24 February 2020

The latest report card on the National Electricity Market (NEM) demonstrates that the Morrison Government’s reforms are putting downward pressure on prices and improving market transparency and competition.

Released today, the Energy Security Board’s (ESB) third annual Health of the National Electricity Market report finds the market has continued to improve over the past year, with electricity prices becoming more affordable across Australia and continuing to fall.

Energy and Emissions Reduction Minister Angus Taylor said the report also highlighted ongoing challenges for the sector by raising critical concerns about maintaining security and reliability of electricity supplies when wind and solar power is not available.

“The Government is delivering policies that are driving down electricity prices and build resilience into our national electricity supply,” Mr Taylor said.

“The Government has consistently prioritised action to encourage new, reliable supply, and continues to focus on future energy security to keep the lights on for Australian families and businesses,” said Mr Taylor.

The report also shows unprecedented growth in renewables is putting pressure on the grid with more utility-scale wind and solar PV projects being rolled out across Australia. It is forecast that wind and solar will account for 40 per cent of Australia’s electricity by 2030 compared to an estimated 16 per cent in 2018-19.
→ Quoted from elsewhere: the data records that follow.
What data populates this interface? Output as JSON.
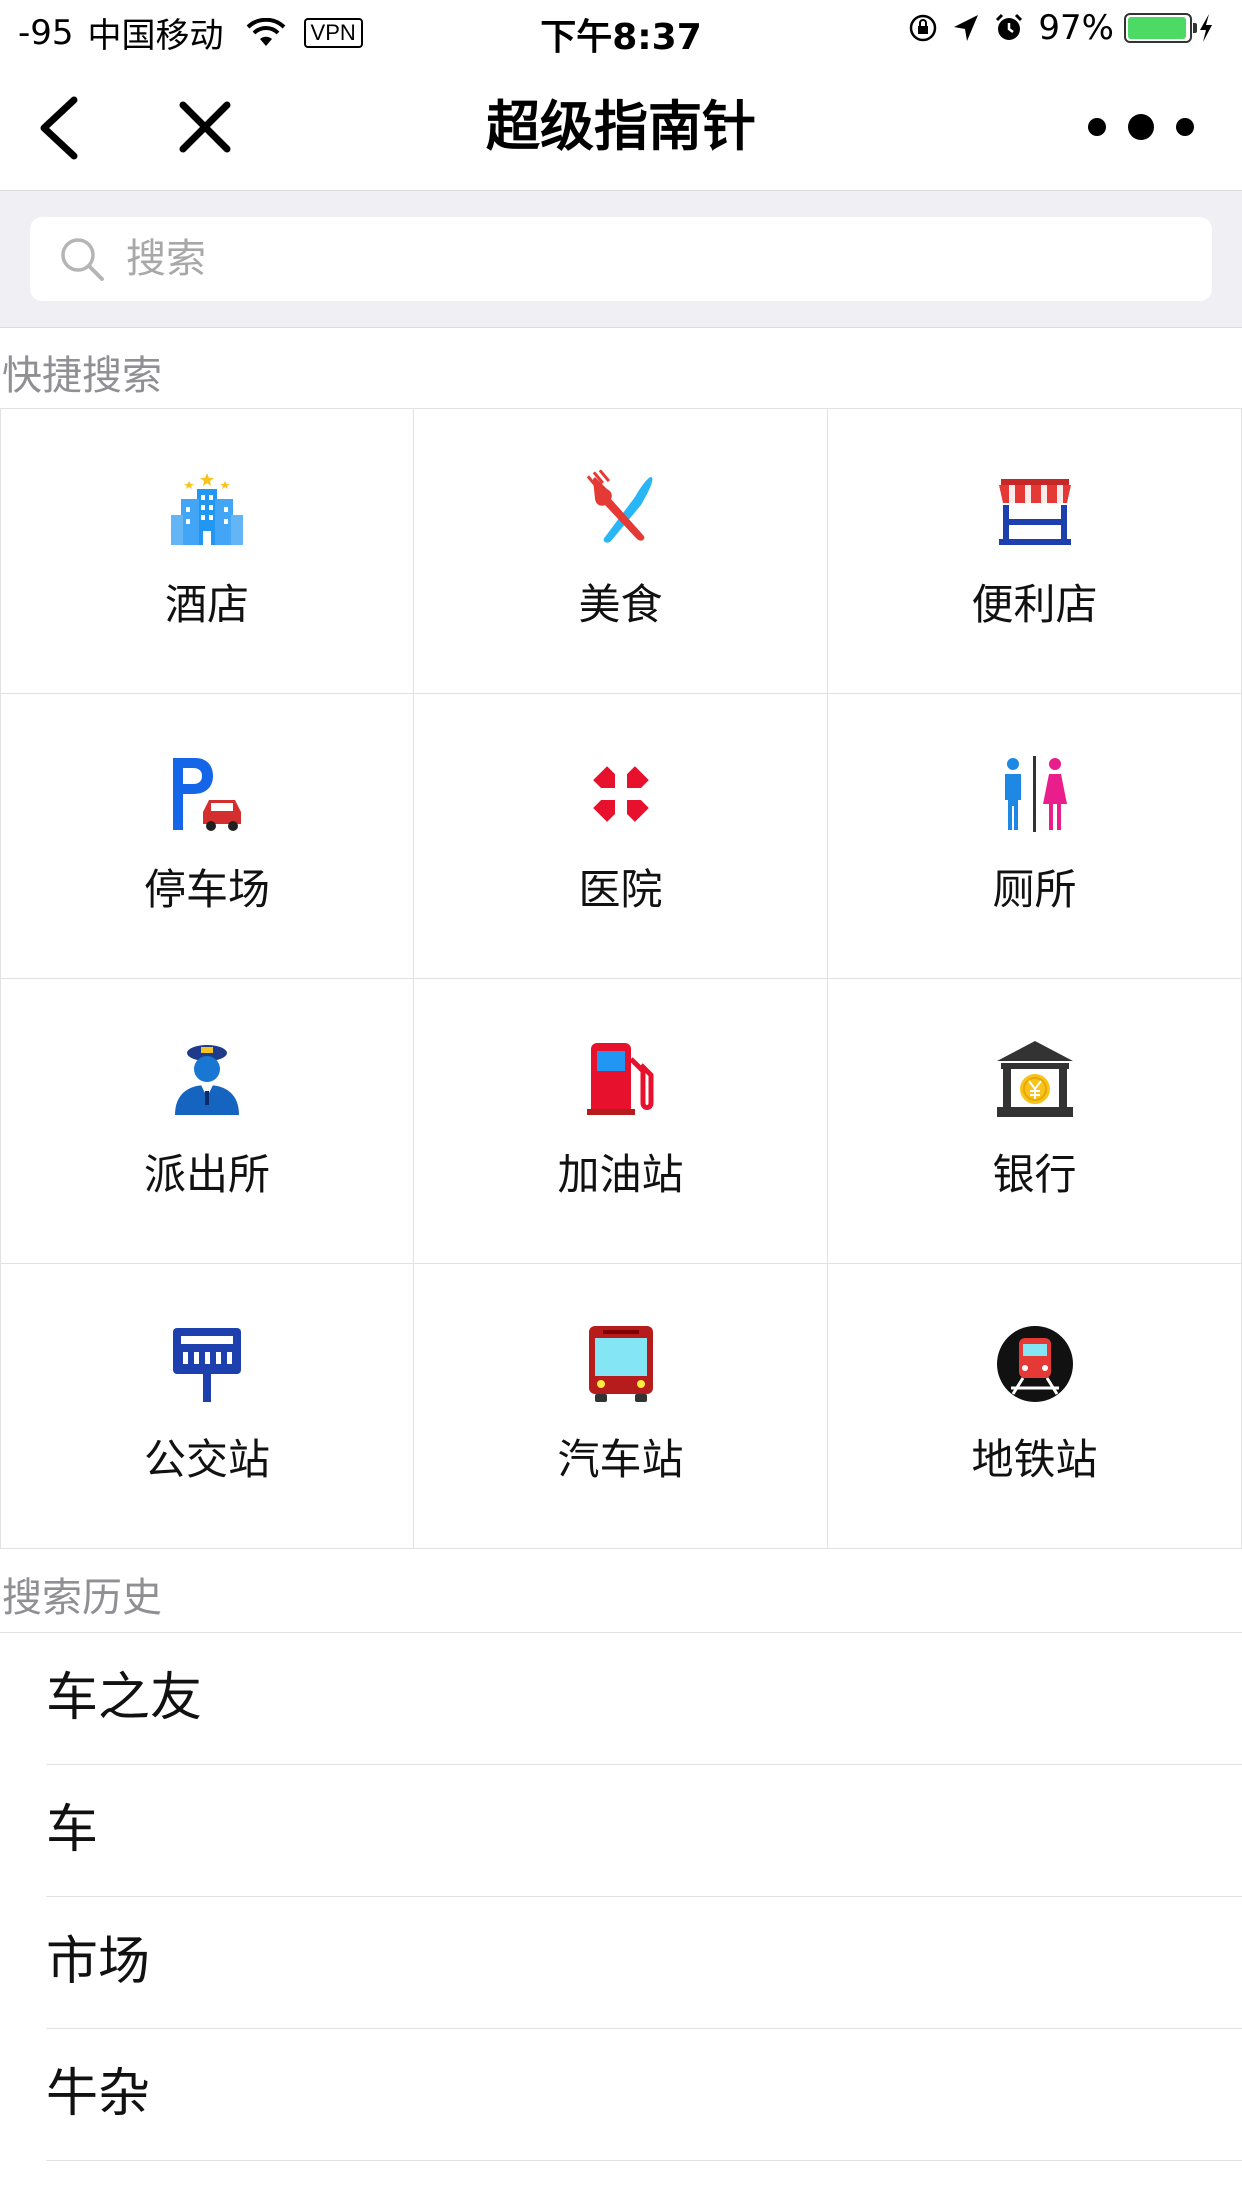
{
  "status_bar": {
    "signal": "-95",
    "carrier": "中国移动",
    "vpn": "VPN",
    "time": "下午8:37",
    "battery_percent": "97%",
    "battery_level": 0.97,
    "icons": [
      "wifi-icon",
      "orientation-lock-icon",
      "location-arrow-icon",
      "alarm-icon",
      "battery-icon",
      "charging-bolt-icon"
    ]
  },
  "nav": {
    "title": "超级指南针",
    "back_icon": "chevron-left-icon",
    "close_icon": "close-icon",
    "more_icon": "more-dots-icon"
  },
  "search": {
    "placeholder": "搜索",
    "value": ""
  },
  "quick_search": {
    "header": "快捷搜索",
    "items": [
      {
        "label": "酒店",
        "icon": "hotel-icon"
      },
      {
        "label": "美食",
        "icon": "food-icon"
      },
      {
        "label": "便利店",
        "icon": "convenience-store-icon"
      },
      {
        "label": "停车场",
        "icon": "parking-icon"
      },
      {
        "label": "医院",
        "icon": "hospital-icon"
      },
      {
        "label": "厕所",
        "icon": "toilet-icon"
      },
      {
        "label": "派出所",
        "icon": "police-icon"
      },
      {
        "label": "加油站",
        "icon": "gas-station-icon"
      },
      {
        "label": "银行",
        "icon": "bank-icon"
      },
      {
        "label": "公交站",
        "icon": "bus-stop-icon"
      },
      {
        "label": "汽车站",
        "icon": "bus-station-icon"
      },
      {
        "label": "地铁站",
        "icon": "subway-icon"
      }
    ]
  },
  "history": {
    "header": "搜索历史",
    "items": [
      "车之友",
      "车",
      "市场",
      "牛杂"
    ]
  },
  "colors": {
    "accent_green": "#4cd964",
    "search_bg": "#efeff4",
    "header_gray": "#8f8f94",
    "divider": "#e2e2e2"
  }
}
The report points to Australian Energy Market Commission analysis, which said residential electricity prices should fall by around 7.1 per cent, or $97 between 2018-19 and 2021-22.

The positive impact of the Morrison Government’s Default Market Offer price safety net is also highlighted by the ESB. This landmark reform has significantly cut the costs of standing offers since its introduction last year, and is helping consumers compare offers to find the cheapest deal.

Australia is becoming more energy efficient with the report finding Australia creates $294 million of GDP for every petajoule of energy consumed, up more than $50 million, or 20 per cent, on a decade earlier.

The ESB advocates for the development of hydrogen as a commercial industry and new source of energy for Australia.

“This recognises the significant opportunities presented by hydrogen. This is why the Morrison Government last year released a strategy to establish and grow an Australian hydrogen industry and to be a major world player by 2030,” Mr Taylor said.

The report also finds total emissions across the National Electricity Market have fallen by 15 per cent since 2005, and are forecast to continue to fall.

The full Health of the National Electricity Market 2019 report is available on the COAG energy council website http://www.coagenergycouncil.gov.au.

Media contact: Minister Taylor’s office: 02 6277 7120